- The causal argument generally will seek to meet two major conditions. First, it must claim an empirical relationship between the variation of the cause and that of the outcome to be explained. If, for example, we sought to argue that poverty is a cause of crimes against property, we would want to ask if such crimes are higher in poorer countries, in poorer cities, or in poorer neighborhoods and if such crimes are committed more often by poorer people. And, assuming we had appropriate evidence about income and crime rates, we would want to face examples that might contradict the patterns, for example where poverty appeared to be associated with lower rather than higher rates of crime against property.
- The second condition commonly considered by social analyses of causes is the relevant causal mechanism. The variations in social outcomes (conditions, processes, events, beliefs, or other outcomes) reflect people acting differently. A mechanism identifies how the primary cause has its effects through the generation of action sequences in a population. Identifying mechanisms is not strictly required for a causal argument. We could claim, for example, that more people commit suicide during winter, showing that suicide rates vary with the temperature and amount of snow, while we admit we have no idea why this should happen. Still, we do not usually consider a causal theory complete or compelling unless it identifies a set of social mechanisms that seem adequate to account for the sequence of actions that produce the outcomes being explained.
- If you start with just the above four points, you should do well at this stage.

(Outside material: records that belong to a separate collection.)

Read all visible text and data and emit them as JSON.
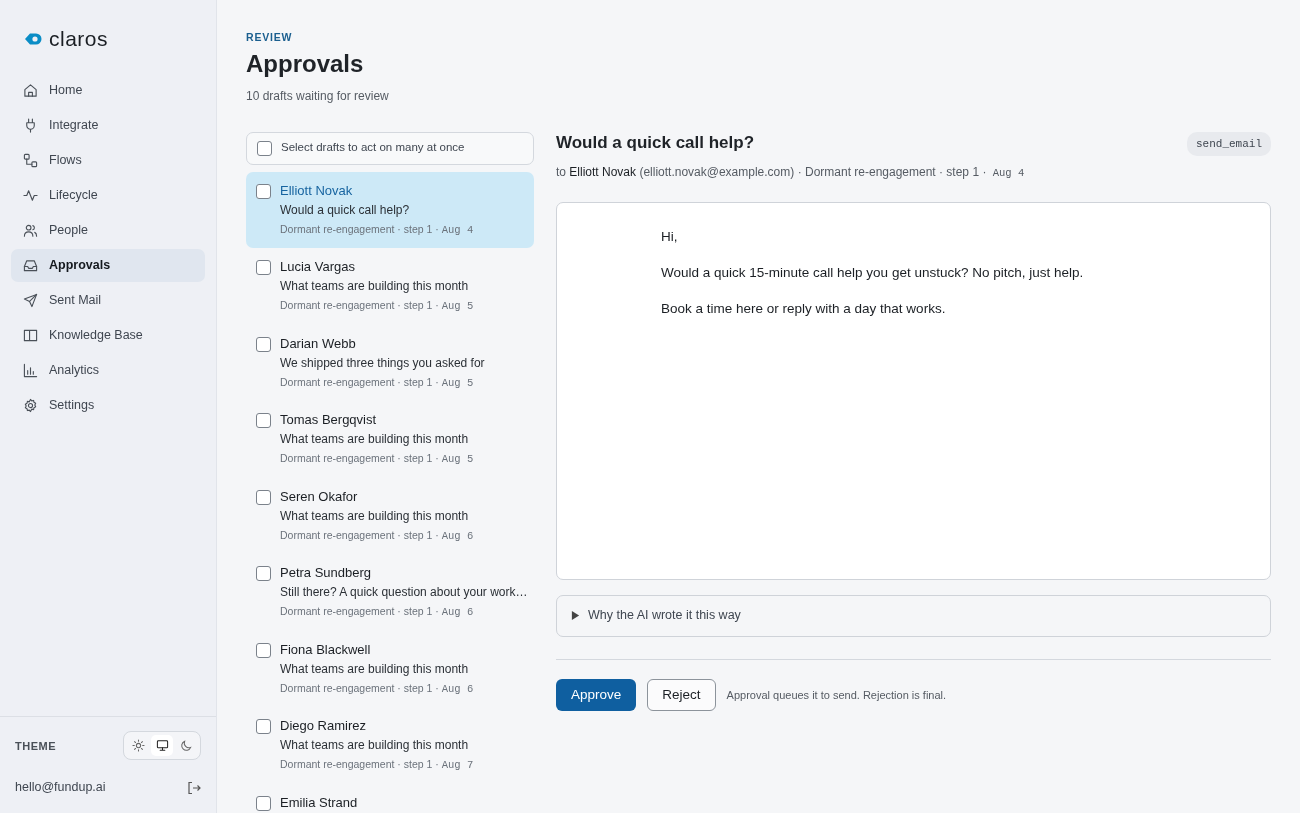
{
  "brand": {
    "name": "claros"
  },
  "nav": [
    {
      "label": "Home",
      "selected": false
    },
    {
      "label": "Integrate",
      "selected": false
    },
    {
      "label": "Flows",
      "selected": false
    },
    {
      "label": "Lifecycle",
      "selected": false
    },
    {
      "label": "People",
      "selected": false
    },
    {
      "label": "Approvals",
      "selected": true
    },
    {
      "label": "Sent Mail",
      "selected": false
    },
    {
      "label": "Knowledge Base",
      "selected": false
    },
    {
      "label": "Analytics",
      "selected": false
    },
    {
      "label": "Settings",
      "selected": false
    }
  ],
  "theme": {
    "label": "THEME",
    "options": [
      {
        "kind": "light",
        "selected": false
      },
      {
        "kind": "system",
        "selected": true
      },
      {
        "kind": "dark",
        "selected": false
      }
    ]
  },
  "account": {
    "email": "hello@fundup.ai"
  },
  "header": {
    "eyebrow": "REVIEW",
    "title": "Approvals",
    "subtitle": "10 drafts waiting for review"
  },
  "bulk_select": {
    "label": "Select drafts to act on many at once",
    "checked": false
  },
  "drafts": [
    {
      "name": "Elliott Novak",
      "subject": "Would a quick call help?",
      "sequence": "Dormant re-engagement · step 1 ·",
      "date": "Aug 4",
      "selected": true,
      "checked": false
    },
    {
      "name": "Lucia Vargas",
      "subject": "What teams are building this month",
      "sequence": "Dormant re-engagement · step 1 ·",
      "date": "Aug 5",
      "selected": false,
      "checked": false
    },
    {
      "name": "Darian Webb",
      "subject": "We shipped three things you asked for",
      "sequence": "Dormant re-engagement · step 1 ·",
      "date": "Aug 5",
      "selected": false,
      "checked": false
    },
    {
      "name": "Tomas Bergqvist",
      "subject": "What teams are building this month",
      "sequence": "Dormant re-engagement · step 1 ·",
      "date": "Aug 5",
      "selected": false,
      "checked": false
    },
    {
      "name": "Seren Okafor",
      "subject": "What teams are building this month",
      "sequence": "Dormant re-engagement · step 1 ·",
      "date": "Aug 6",
      "selected": false,
      "checked": false
    },
    {
      "name": "Petra Sundberg",
      "subject": "Still there? A quick question about your work…",
      "sequence": "Dormant re-engagement · step 1 ·",
      "date": "Aug 6",
      "selected": false,
      "checked": false
    },
    {
      "name": "Fiona Blackwell",
      "subject": "What teams are building this month",
      "sequence": "Dormant re-engagement · step 1 ·",
      "date": "Aug 6",
      "selected": false,
      "checked": false
    },
    {
      "name": "Diego Ramirez",
      "subject": "What teams are building this month",
      "sequence": "Dormant re-engagement · step 1 ·",
      "date": "Aug 7",
      "selected": false,
      "checked": false
    },
    {
      "name": "Emilia Strand",
      "selected": false,
      "checked": false
    }
  ],
  "detail": {
    "subject": "Would a quick call help?",
    "action_tag": "send_email",
    "to_label": "to",
    "recipient": "Elliott Novak",
    "email": "(elliott.novak@example.com)",
    "sequence": "· Dormant re-engagement · step 1 ·",
    "date": "Aug 4",
    "body": [
      "Hi,",
      "Would a quick 15-minute call help you get unstuck? No pitch, just help.",
      "Book a time here or reply with a day that works."
    ],
    "reasoning": {
      "label": "Why the AI wrote it this way",
      "expanded": false
    },
    "approve": "Approve",
    "reject": "Reject",
    "note": "Approval queues it to send. Rejection is final."
  }
}
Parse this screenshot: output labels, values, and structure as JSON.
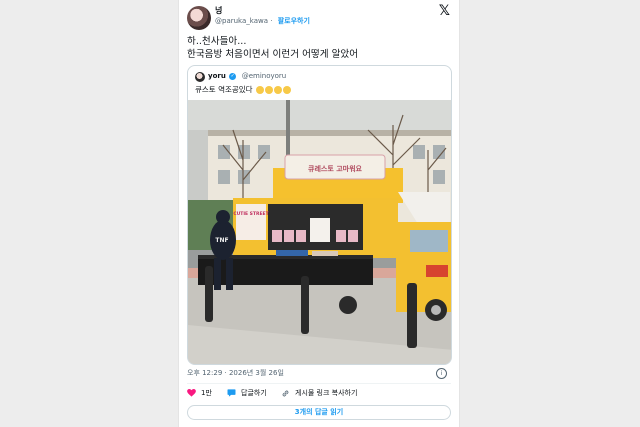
{
  "tweet": {
    "author_name": "넝",
    "author_handle": "@paruka_kawa",
    "follow_label": "팔로우하기",
    "text_line1": "하..천사들아...",
    "text_line2": "한국음방 처음이면서 이런거 어떻게 알았어",
    "timestamp": "오후 12:29 · 2026년 3월 26일"
  },
  "quote": {
    "author_name": "yoru",
    "author_handle": "@eminoyoru",
    "text": "큐스토 역조공있다",
    "photo_banner": "큐레스토 고마워요",
    "photo_side_logo": "CUTIE STREET"
  },
  "actions": {
    "like_count": "1만",
    "reply_label": "답글하기",
    "copy_link_label": "게시물 링크 복사하기"
  },
  "replies_button_label": "3개의 답글 읽기",
  "colors": {
    "accent": "#1d9bf0",
    "like": "#f91880",
    "truck": "#f5c12e"
  },
  "icons": [
    "x-logo-icon",
    "verified-icon",
    "heart-icon",
    "reply-icon",
    "link-icon",
    "info-icon"
  ]
}
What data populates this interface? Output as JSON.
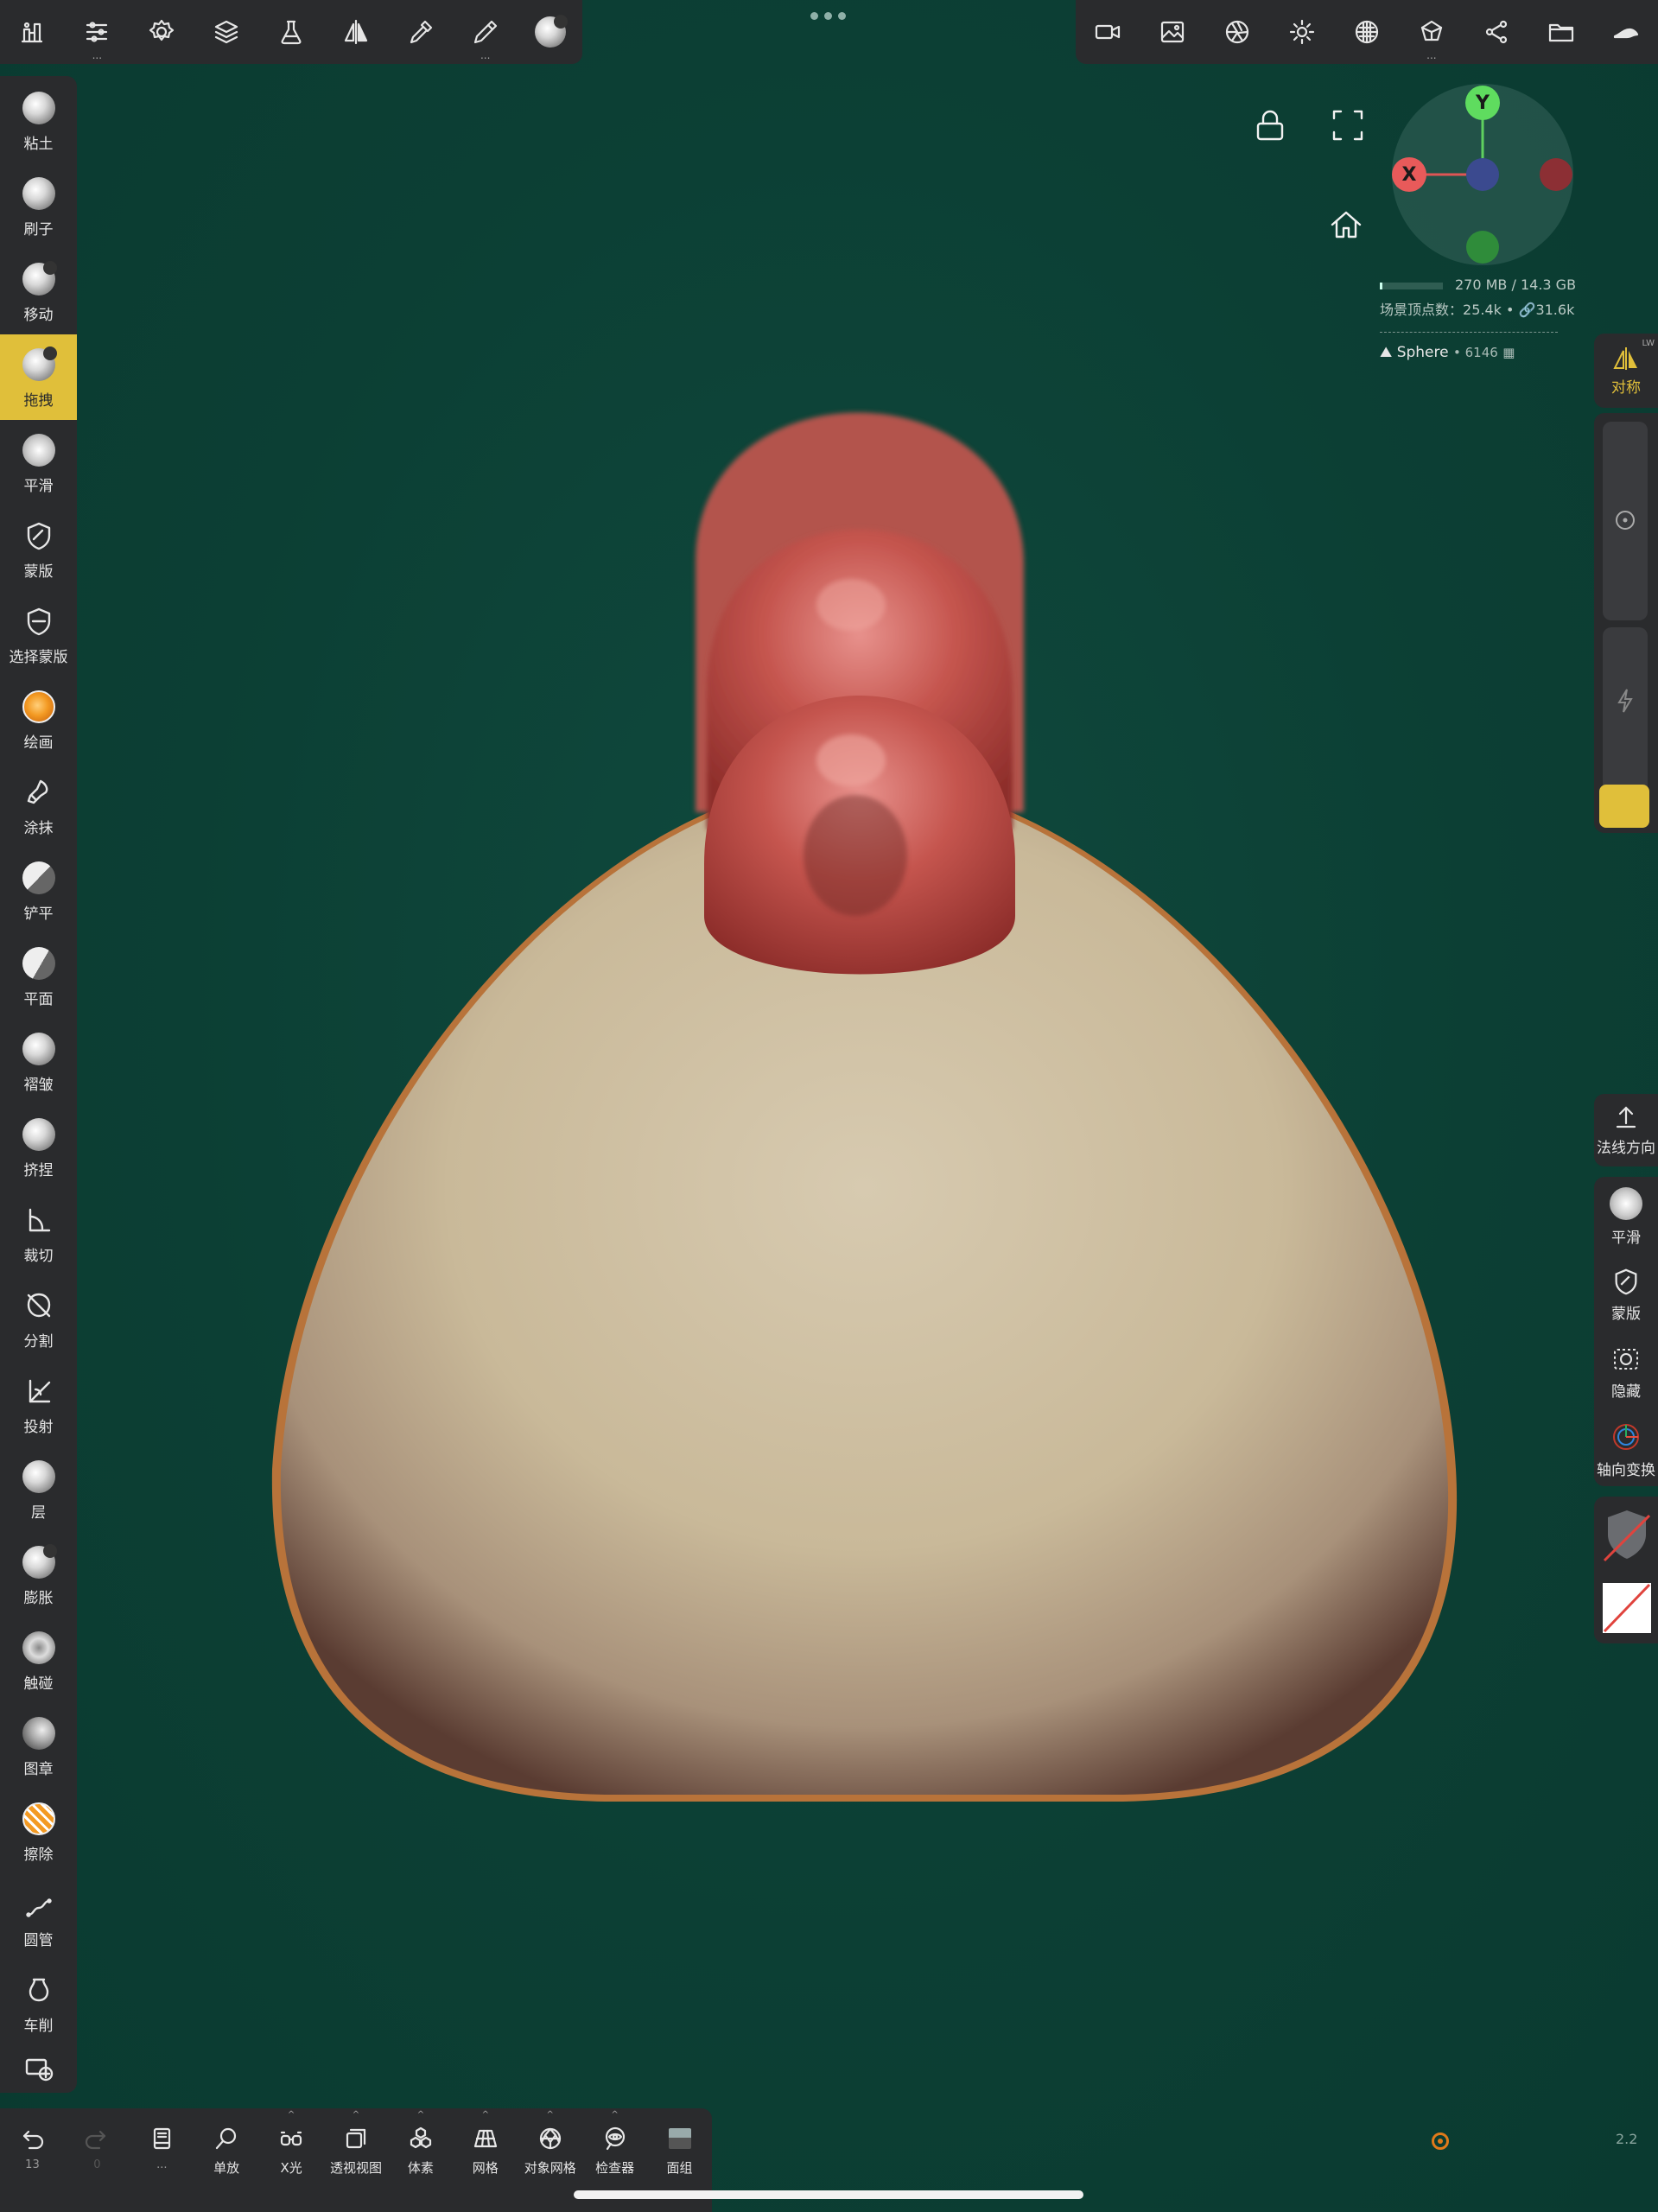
{
  "top_toolbar_left": [
    {
      "icon": "scene-icon",
      "has_more": false
    },
    {
      "icon": "sliders-icon",
      "has_more": true
    },
    {
      "icon": "gear-icon",
      "has_more": false
    },
    {
      "icon": "layers-icon",
      "has_more": false
    },
    {
      "icon": "flask-icon",
      "has_more": false
    },
    {
      "icon": "symmetry-icon",
      "has_more": false
    },
    {
      "icon": "picker-icon",
      "has_more": false
    },
    {
      "icon": "pen-icon",
      "has_more": true
    },
    {
      "icon": "material-ball-icon",
      "has_more": false
    }
  ],
  "top_toolbar_right": [
    {
      "icon": "camera-icon"
    },
    {
      "icon": "image-icon"
    },
    {
      "icon": "aperture-icon"
    },
    {
      "icon": "sun-icon"
    },
    {
      "icon": "sphere-grid-icon"
    },
    {
      "icon": "shading-icon",
      "has_more": true
    },
    {
      "icon": "share-nodes-icon"
    },
    {
      "icon": "folder-icon"
    },
    {
      "icon": "app-logo-icon"
    }
  ],
  "tools": [
    {
      "label": "粘土",
      "icon": "clay-icon"
    },
    {
      "label": "刷子",
      "icon": "brush-icon"
    },
    {
      "label": "移动",
      "icon": "move-icon"
    },
    {
      "label": "拖拽",
      "icon": "drag-icon",
      "active": true
    },
    {
      "label": "平滑",
      "icon": "smooth-icon"
    },
    {
      "label": "蒙版",
      "icon": "mask-icon"
    },
    {
      "label": "选择蒙版",
      "icon": "select-mask-icon"
    },
    {
      "label": "绘画",
      "icon": "paint-icon"
    },
    {
      "label": "涂抹",
      "icon": "smudge-icon"
    },
    {
      "label": "铲平",
      "icon": "flatten-icon"
    },
    {
      "label": "平面",
      "icon": "planar-icon"
    },
    {
      "label": "褶皱",
      "icon": "crease-icon"
    },
    {
      "label": "挤捏",
      "icon": "pinch-icon"
    },
    {
      "label": "裁切",
      "icon": "trim-icon"
    },
    {
      "label": "分割",
      "icon": "split-icon"
    },
    {
      "label": "投射",
      "icon": "project-icon"
    },
    {
      "label": "层",
      "icon": "layer-icon"
    },
    {
      "label": "膨胀",
      "icon": "inflate-icon"
    },
    {
      "label": "触碰",
      "icon": "tube-touch-icon"
    },
    {
      "label": "图章",
      "icon": "stamp-icon"
    },
    {
      "label": "擦除",
      "icon": "erase-icon"
    },
    {
      "label": "圆管",
      "icon": "tube-icon"
    },
    {
      "label": "车削",
      "icon": "lathe-icon"
    }
  ],
  "right_panel": {
    "symmetry_label": "对称",
    "symmetry_badge": "LW",
    "normal_label": "法线方向",
    "smooth_label": "平滑",
    "mask_label": "蒙版",
    "hide_label": "隐藏",
    "gizmo_label": "轴向变换"
  },
  "gizmo": {
    "x_label": "X",
    "y_label": "Y"
  },
  "stats": {
    "memory": "270 MB / 14.3 GB",
    "vertices_label": "场景顶点数：",
    "vertices": "25.4k",
    "links": "31.6k"
  },
  "mesh": {
    "name": "Sphere",
    "count": "6146"
  },
  "bottom_toolbar": [
    {
      "label": "13",
      "icon": "undo-icon",
      "dim": true
    },
    {
      "label": "0",
      "icon": "redo-icon",
      "dim": true
    },
    {
      "label": "...",
      "icon": "book-icon",
      "dim": true
    },
    {
      "label": "单放",
      "icon": "solo-search-icon"
    },
    {
      "label": "X光",
      "icon": "xray-glasses-icon",
      "caret": true
    },
    {
      "label": "透视视图",
      "icon": "perspective-icon",
      "caret": true
    },
    {
      "label": "体素",
      "icon": "voxel-icon",
      "caret": true
    },
    {
      "label": "网格",
      "icon": "grid-icon",
      "caret": true
    },
    {
      "label": "对象网格",
      "icon": "wireframe-icon",
      "caret": true
    },
    {
      "label": "检查器",
      "icon": "inspector-icon",
      "caret": true
    },
    {
      "label": "面组",
      "icon": "facegroup-icon"
    }
  ],
  "version": "2.2",
  "colors": {
    "accent": "#e0bf3a",
    "panel": "#2a2b2d",
    "background": "#0d4237",
    "body": "#cfc2a4",
    "comb": "#c7524a"
  }
}
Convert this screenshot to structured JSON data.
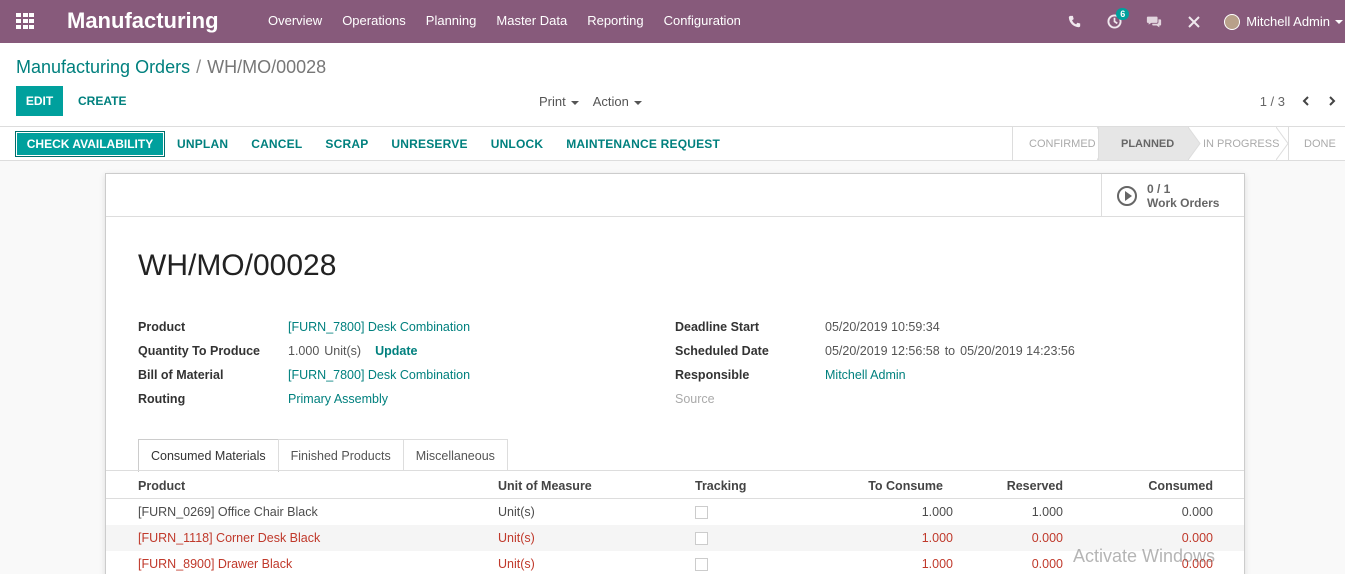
{
  "navbar": {
    "app_name": "Manufacturing",
    "menu": [
      "Overview",
      "Operations",
      "Planning",
      "Master Data",
      "Reporting",
      "Configuration"
    ],
    "activity_count": "6",
    "user_name": "Mitchell Admin"
  },
  "control": {
    "breadcrumb_parent": "Manufacturing Orders",
    "breadcrumb_separator": "/",
    "breadcrumb_current": "WH/MO/00028",
    "edit_label": "EDIT",
    "create_label": "CREATE",
    "print_label": "Print",
    "action_label": "Action",
    "pager": "1 / 3"
  },
  "statusbar": {
    "check_label": "CHECK AVAILABILITY",
    "actions": [
      "UNPLAN",
      "CANCEL",
      "SCRAP",
      "UNRESERVE",
      "UNLOCK",
      "MAINTENANCE REQUEST"
    ],
    "stages": [
      "CONFIRMED",
      "PLANNED",
      "IN PROGRESS",
      "DONE"
    ],
    "active_stage": "PLANNED"
  },
  "form": {
    "work_orders_count": "0 / 1",
    "work_orders_label": "Work Orders",
    "title": "WH/MO/00028",
    "left": {
      "product_label": "Product",
      "product_value": "[FURN_7800] Desk Combination",
      "qty_label": "Quantity To Produce",
      "qty_value": "1.000",
      "qty_uom": "Unit(s)",
      "update_label": "Update",
      "bom_label": "Bill of Material",
      "bom_value": "[FURN_7800] Desk Combination",
      "routing_label": "Routing",
      "routing_value": "Primary Assembly"
    },
    "right": {
      "deadline_label": "Deadline Start",
      "deadline_value": "05/20/2019 10:59:34",
      "scheduled_label": "Scheduled Date",
      "scheduled_from": "05/20/2019 12:56:58",
      "scheduled_to_word": "to",
      "scheduled_to": "05/20/2019 14:23:56",
      "responsible_label": "Responsible",
      "responsible_value": "Mitchell Admin",
      "source_label": "Source"
    },
    "tabs": [
      "Consumed Materials",
      "Finished Products",
      "Miscellaneous"
    ],
    "table": {
      "headers": [
        "Product",
        "Unit of Measure",
        "Tracking",
        "To Consume",
        "Reserved",
        "Consumed"
      ],
      "rows": [
        {
          "product": "[FURN_0269] Office Chair Black",
          "uom": "Unit(s)",
          "to_consume": "1.000",
          "reserved": "1.000",
          "consumed": "0.000"
        },
        {
          "product": "[FURN_1118] Corner Desk Black",
          "uom": "Unit(s)",
          "to_consume": "1.000",
          "reserved": "0.000",
          "consumed": "0.000"
        },
        {
          "product": "[FURN_8900] Drawer Black",
          "uom": "Unit(s)",
          "to_consume": "1.000",
          "reserved": "0.000",
          "consumed": "0.000"
        }
      ]
    }
  },
  "watermark": "Activate Windows",
  "colors": {
    "navbar": "#875a7b",
    "primary": "#00a09d",
    "link": "#00807e",
    "shortage": "#c0392b"
  }
}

To summarize, this includes
- identifying that being explained
- identifying the primary cause
- looking at the presumed joint variation of the cause and outcome
- looking at the social mechanisms that connect the causes and outcomes